While I applaud Governor O'Malley's commitment to tax fairness, particularly at a time when the tough economy has taken its toll on the finances of our state and the taxpayers we serve, I feel obligated to reinforce a critical fact for your readers. The tax laws of the state of Maryland prohibit me, or anyone from my office, from publicly disclosing any tax information that is contained in any taxpayer return, audit or investigation.
Anyone who is found guilty of violating these laws is guilty of a criminal misdemeanor and is subject to fines, imprisonment or both. I did provide Governor O'Malley with a response letter that explained the process we typically use in these situations — a fact that was left out of the reporter's story.
As Maryland's tax collector, I am thankful that these laws are in place. They were established so the taxpayers would not have to fear that private and deeply personal information would be shared publicly, or misused by government agencies for the sake of political coercion or retribution. In today's information age, taxpayers are more concerned than ever about the security of their financial data, and it is more important than ever that government agencies take extraordinary steps to ensure their absolute right to privacy.
Nobody can seriously question my commitment to collecting delinquent taxes. During my tenure, we have routinely taken tax scofflaws to court and won multi-million judgments, closed corporate tax loopholes and invested in new data warehouse technology that has helped us recapture almost $2 billion dollars over the past five years.
The vast majority of Maryland's taxpayers continue to do the right thing and pay their fair share of taxes in a timely manner in spite of the financial hardships they have suffered during the nation's economic crisis. The least my office can do is respect their lawful right to privacy, even at the expense of a good newspaper headline.
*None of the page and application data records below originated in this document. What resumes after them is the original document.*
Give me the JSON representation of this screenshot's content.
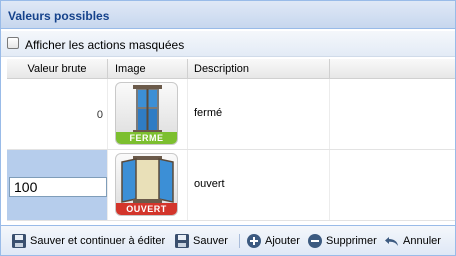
{
  "panel": {
    "title": "Valeurs possibles"
  },
  "toolbar": {
    "checkbox_label": "Afficher les actions masquées"
  },
  "grid": {
    "columns": [
      "Valeur brute",
      "Image",
      "Description",
      ""
    ],
    "rows": [
      {
        "value": "0",
        "image_label": "FERME",
        "image_icon": "closed-window-icon",
        "description": "fermé"
      },
      {
        "value": "100",
        "image_label": "OUVERT",
        "image_icon": "open-window-icon",
        "description": "ouvert"
      }
    ]
  },
  "actions": {
    "save_continue": "Sauver et continuer à éditer",
    "save": "Sauver",
    "add": "Ajouter",
    "delete": "Supprimer",
    "cancel": "Annuler"
  },
  "colors": {
    "header_text": "#15428b",
    "border": "#99bbe8",
    "selected_cell": "#b6cdec",
    "badge_closed": "#7cbf2f",
    "badge_open": "#d3352b"
  }
}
Peter Franchot, Annapolis
The writer, a Democrat, is Maryland's comptroller.